What you have to do:
Look through the data below, and copy each line that carries the word "based".
*** Information provided Section Begins ***
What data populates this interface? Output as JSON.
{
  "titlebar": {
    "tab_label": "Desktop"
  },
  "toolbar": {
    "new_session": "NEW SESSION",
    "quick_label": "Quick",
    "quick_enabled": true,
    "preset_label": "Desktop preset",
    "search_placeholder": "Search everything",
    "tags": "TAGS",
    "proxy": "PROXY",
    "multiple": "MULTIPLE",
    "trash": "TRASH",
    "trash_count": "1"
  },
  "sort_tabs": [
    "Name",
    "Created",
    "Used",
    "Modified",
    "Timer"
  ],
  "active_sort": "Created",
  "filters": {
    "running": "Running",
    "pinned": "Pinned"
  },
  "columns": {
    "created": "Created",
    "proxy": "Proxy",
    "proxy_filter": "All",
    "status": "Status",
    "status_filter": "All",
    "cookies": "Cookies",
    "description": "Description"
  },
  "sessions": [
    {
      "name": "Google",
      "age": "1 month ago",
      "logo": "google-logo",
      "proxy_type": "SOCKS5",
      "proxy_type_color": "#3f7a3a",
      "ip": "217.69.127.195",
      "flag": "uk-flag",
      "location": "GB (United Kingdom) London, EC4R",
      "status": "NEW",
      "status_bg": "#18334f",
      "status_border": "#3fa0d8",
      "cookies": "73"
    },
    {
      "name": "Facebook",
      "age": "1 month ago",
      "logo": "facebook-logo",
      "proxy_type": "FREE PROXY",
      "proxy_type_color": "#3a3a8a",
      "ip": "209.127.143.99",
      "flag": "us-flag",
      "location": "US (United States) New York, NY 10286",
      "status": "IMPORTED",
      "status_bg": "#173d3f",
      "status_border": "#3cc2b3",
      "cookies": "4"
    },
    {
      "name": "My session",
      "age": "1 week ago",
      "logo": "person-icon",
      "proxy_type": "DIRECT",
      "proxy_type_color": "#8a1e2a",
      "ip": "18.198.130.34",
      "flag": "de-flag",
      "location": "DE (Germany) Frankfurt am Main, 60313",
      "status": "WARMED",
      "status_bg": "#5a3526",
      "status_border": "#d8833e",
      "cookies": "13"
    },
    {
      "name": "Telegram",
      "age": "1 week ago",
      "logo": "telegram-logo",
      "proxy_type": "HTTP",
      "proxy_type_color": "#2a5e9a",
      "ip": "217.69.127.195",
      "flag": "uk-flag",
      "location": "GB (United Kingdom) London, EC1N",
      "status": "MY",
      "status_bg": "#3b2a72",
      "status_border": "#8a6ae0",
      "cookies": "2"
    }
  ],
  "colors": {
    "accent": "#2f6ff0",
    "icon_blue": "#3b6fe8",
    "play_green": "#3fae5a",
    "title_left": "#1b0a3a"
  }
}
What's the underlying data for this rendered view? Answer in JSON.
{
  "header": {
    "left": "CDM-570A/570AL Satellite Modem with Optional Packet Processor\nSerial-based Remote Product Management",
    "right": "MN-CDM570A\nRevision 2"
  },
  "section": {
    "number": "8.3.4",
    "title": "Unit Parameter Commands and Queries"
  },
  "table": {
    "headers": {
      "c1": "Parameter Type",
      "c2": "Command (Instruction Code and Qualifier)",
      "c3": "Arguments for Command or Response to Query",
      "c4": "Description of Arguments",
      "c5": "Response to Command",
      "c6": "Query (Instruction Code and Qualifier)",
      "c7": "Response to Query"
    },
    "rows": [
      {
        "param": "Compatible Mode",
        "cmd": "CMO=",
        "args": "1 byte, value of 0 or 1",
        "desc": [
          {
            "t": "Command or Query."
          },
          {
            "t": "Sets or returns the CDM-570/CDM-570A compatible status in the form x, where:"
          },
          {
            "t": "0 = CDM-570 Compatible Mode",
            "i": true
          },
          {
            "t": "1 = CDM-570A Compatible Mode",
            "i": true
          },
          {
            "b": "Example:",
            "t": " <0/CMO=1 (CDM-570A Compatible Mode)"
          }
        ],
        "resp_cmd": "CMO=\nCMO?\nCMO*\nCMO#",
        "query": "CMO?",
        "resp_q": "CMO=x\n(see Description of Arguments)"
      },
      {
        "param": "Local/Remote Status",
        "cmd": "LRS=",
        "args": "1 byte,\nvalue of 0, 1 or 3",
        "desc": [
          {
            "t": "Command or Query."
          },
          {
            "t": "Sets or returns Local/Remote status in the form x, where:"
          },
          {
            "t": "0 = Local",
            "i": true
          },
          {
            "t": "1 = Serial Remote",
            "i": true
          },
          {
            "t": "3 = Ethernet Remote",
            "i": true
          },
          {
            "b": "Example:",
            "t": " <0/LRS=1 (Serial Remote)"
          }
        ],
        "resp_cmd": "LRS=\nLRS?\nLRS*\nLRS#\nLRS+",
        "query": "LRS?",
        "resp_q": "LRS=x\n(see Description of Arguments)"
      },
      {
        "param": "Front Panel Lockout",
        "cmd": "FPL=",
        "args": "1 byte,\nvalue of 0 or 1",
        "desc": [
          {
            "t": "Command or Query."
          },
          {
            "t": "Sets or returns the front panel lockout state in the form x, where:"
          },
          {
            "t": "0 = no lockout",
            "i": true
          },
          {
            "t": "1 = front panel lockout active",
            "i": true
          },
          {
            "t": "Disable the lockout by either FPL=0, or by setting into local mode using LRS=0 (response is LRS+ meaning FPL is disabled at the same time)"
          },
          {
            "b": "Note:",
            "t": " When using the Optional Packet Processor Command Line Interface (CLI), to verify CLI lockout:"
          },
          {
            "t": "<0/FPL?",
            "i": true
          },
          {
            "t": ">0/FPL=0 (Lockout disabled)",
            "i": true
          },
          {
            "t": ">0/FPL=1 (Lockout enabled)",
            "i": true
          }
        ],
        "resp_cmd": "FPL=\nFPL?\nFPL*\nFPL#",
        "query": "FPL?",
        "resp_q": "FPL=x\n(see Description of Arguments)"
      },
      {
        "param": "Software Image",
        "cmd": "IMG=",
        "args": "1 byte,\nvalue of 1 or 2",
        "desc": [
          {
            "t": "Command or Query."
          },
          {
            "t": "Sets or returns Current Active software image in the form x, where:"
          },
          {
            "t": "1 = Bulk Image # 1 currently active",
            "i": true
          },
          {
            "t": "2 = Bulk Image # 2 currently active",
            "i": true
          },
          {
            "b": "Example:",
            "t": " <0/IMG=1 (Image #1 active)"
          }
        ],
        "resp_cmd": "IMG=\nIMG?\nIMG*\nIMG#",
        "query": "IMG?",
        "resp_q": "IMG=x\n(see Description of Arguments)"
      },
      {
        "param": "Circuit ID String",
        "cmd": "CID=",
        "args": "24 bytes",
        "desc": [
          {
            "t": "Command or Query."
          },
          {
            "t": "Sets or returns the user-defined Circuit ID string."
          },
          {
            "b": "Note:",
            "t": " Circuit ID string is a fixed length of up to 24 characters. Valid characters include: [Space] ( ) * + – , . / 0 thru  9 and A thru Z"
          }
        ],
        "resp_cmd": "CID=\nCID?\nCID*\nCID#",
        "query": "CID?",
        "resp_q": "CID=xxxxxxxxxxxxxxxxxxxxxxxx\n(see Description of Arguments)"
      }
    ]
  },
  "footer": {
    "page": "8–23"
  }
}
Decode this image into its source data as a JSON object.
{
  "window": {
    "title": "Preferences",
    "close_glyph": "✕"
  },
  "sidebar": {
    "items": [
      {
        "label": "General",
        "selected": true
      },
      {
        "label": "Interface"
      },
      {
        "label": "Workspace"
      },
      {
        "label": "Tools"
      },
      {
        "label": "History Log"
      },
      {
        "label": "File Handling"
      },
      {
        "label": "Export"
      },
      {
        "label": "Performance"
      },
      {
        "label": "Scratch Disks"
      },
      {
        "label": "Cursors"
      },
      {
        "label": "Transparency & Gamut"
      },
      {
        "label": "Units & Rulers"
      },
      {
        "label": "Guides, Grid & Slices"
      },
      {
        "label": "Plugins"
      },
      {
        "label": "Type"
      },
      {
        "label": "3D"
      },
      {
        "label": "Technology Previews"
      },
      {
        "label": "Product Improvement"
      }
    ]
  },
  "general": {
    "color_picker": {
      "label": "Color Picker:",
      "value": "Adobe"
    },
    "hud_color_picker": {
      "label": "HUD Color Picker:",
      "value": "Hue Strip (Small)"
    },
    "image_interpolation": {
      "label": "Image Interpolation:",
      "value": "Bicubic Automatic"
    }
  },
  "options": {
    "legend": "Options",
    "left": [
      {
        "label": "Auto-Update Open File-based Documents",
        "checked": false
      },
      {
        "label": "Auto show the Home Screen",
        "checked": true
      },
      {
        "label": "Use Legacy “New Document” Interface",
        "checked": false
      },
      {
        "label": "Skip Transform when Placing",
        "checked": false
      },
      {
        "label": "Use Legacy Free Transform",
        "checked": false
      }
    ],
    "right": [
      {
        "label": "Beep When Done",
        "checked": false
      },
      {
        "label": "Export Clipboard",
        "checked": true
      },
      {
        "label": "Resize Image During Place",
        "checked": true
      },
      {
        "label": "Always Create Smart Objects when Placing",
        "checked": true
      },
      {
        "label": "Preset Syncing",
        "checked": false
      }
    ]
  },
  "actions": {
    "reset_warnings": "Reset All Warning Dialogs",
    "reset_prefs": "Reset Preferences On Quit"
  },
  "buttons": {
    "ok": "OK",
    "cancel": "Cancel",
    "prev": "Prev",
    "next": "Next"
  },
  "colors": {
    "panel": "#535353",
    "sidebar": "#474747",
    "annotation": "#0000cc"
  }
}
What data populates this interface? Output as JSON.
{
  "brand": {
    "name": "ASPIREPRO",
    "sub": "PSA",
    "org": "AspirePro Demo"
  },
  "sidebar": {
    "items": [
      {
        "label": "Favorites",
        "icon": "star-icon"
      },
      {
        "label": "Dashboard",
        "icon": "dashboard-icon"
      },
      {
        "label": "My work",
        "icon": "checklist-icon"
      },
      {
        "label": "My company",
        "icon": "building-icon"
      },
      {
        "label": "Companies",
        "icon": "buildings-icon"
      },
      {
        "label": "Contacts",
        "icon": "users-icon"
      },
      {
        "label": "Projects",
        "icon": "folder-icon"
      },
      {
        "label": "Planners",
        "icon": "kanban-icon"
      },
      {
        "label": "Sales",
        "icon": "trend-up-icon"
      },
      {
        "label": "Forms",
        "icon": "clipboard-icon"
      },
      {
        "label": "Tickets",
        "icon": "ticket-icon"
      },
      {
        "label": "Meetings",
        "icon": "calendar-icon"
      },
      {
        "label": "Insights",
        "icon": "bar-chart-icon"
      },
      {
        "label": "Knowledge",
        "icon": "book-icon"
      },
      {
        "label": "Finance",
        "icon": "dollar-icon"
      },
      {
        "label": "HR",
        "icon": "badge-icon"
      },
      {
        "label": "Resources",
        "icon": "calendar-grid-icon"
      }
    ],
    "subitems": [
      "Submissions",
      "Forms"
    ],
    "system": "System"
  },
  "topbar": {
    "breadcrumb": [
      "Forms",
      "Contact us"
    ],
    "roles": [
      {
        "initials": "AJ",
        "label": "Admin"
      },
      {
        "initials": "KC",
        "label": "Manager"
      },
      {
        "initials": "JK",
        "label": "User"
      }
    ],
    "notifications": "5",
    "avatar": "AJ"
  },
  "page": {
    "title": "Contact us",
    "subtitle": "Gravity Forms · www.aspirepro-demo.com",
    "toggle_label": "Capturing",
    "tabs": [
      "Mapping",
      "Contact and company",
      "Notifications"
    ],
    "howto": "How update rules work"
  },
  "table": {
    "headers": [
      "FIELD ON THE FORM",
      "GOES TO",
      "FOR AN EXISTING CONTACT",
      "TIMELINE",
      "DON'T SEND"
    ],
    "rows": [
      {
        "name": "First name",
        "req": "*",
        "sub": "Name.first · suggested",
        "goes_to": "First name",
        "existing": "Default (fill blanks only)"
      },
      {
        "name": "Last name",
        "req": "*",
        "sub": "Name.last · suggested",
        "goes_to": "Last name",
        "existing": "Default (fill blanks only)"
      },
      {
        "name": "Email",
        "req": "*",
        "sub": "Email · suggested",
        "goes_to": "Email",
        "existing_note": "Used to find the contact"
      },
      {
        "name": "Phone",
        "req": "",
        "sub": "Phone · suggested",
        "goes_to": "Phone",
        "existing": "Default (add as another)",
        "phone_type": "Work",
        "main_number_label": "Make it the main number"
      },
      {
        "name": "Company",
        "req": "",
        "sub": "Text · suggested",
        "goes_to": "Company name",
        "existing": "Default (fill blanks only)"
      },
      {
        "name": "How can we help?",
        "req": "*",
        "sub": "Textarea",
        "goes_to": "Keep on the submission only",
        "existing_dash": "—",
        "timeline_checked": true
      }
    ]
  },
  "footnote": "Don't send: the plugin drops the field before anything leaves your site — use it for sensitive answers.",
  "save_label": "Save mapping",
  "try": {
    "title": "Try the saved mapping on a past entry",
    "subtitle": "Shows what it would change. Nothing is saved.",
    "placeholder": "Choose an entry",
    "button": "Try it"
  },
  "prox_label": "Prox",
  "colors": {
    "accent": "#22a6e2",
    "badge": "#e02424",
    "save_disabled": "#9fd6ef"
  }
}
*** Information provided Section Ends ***
Result of the task:
    "left": "CDM-570A/570AL Satellite Modem with Optional Packet Processor\nSerial-based Remote Product Management",
        "label": "Auto-Update Open File-based Documents",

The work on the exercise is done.